While Strider could still have much better to offer in the future, I still think it’s important to appreciate what he’s doing right now because it’s absolutely crazy. Even though I like using WAR as a “cherry on top”-type of stat, I’m not the type to just constantly keep tabs on it. That’s why it was honestly pretty shocking to take a look at those leaderboards in order to see just how good Strider has been when compared to the rest of baseball. Following his start last night, Strider is now at 4.2 fWAR for the season.
That sounds pretty awesome and it sounds even better when you consider that he’s currently 0.2 fWAR ahead of Max Scherzer and Shohei Ohtani and the first person that Strider is looking up at in the FanGraphs WAR leaderboard is none other than Max Fried. There’s a very good chance that had Spencer Strider started the season in the rotation, he could have potentially been in the conversation for the Cy Young. He probably still might get some votes, which is crazy to think about!
That moment when you find out you just broke a team record pic.twitter.com/tJgVtUXQeQ— Atlanta Braves (@Braves) September 2, 2022
Again, I implore everybody to appreciate what they’re seeing from Spencer Strider right now. For all of the many times that the Braves have had a top pitching prospect come up only to eventually flame out, we as fans should know to appreciate when one of these guys comes up and not only hits but hits big as well. Again, there’s no guarantees about where Strider goes from here when it comes to his further development as a pitcher. Hopefully we continue to see him develop into a potential superstar and hopefully he avoids walking the same path that we’ve seen other star rookie pitchers go down — ones who dominated upon arrival only to either fall to the wayside due to injuries or bad luck or anything else.
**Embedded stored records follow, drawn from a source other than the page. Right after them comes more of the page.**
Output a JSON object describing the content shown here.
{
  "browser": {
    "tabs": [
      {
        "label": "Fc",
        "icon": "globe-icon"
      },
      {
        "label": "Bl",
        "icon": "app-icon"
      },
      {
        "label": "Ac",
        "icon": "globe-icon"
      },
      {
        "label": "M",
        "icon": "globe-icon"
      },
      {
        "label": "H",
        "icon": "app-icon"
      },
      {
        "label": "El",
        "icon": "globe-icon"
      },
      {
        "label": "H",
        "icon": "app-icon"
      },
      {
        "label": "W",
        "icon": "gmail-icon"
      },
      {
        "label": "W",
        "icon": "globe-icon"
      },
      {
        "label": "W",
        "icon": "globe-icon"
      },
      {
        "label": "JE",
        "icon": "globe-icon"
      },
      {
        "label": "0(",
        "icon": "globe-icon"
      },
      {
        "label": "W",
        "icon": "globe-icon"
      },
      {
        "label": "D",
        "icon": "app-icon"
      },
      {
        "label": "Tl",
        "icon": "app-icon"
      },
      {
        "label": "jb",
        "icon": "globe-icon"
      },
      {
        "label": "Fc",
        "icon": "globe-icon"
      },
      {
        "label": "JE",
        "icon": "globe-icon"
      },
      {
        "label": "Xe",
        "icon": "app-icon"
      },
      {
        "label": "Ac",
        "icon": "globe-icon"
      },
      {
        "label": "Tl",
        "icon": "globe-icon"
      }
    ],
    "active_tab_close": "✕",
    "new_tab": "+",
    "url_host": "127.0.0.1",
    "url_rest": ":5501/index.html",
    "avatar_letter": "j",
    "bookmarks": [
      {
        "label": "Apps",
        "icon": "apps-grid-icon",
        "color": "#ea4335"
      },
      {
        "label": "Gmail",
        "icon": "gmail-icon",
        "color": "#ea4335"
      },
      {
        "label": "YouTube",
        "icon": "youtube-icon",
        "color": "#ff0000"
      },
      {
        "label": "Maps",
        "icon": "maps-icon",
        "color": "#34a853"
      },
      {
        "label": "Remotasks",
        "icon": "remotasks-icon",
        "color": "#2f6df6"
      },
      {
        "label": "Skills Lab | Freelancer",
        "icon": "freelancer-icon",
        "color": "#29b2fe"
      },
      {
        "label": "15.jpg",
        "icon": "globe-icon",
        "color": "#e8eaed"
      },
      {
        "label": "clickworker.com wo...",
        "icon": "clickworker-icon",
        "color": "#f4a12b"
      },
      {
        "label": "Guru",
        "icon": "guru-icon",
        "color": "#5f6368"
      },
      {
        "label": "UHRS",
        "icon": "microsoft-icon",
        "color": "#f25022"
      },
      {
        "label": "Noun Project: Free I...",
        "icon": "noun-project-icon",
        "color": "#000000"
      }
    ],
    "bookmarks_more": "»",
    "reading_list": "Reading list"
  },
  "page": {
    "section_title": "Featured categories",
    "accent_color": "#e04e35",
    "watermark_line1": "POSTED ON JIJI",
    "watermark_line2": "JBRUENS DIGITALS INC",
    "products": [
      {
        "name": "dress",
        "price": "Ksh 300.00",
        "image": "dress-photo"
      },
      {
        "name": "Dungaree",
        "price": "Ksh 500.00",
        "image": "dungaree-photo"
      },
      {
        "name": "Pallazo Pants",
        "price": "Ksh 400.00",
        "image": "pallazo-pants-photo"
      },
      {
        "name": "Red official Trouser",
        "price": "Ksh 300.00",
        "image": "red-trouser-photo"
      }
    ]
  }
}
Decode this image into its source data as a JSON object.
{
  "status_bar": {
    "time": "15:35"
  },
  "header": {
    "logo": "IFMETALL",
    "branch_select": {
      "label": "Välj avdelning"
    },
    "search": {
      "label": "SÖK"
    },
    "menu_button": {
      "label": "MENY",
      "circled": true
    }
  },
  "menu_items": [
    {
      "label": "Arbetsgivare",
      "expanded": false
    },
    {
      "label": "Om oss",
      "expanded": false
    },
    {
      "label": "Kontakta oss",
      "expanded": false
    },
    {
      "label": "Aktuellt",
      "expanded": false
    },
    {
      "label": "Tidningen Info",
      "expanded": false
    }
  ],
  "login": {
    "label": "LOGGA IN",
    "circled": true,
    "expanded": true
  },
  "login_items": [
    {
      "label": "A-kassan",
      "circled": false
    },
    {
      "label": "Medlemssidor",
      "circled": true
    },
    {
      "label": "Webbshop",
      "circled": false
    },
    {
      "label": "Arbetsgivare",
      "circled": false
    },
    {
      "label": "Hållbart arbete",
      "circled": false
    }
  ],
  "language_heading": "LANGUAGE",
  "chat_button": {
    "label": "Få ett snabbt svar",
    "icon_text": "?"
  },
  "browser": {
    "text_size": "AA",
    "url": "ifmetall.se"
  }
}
While anything’s possible in the future, it’s still a future that figures to be very exciting for both this new crop of Braves players and the fans in general. The fact that we already know that a Braves player will be named Rookie of he Year is exciting and the fact that it’s going to be a choice between a dynamic outfielder and a flame-throwing pitcher makes it even more exciting. As long as guys like Spencer Strider and Michael Harris II are in town, the Braves are in good and capable hands as far as the future is concerned. Long may the reigns of the rookies continue.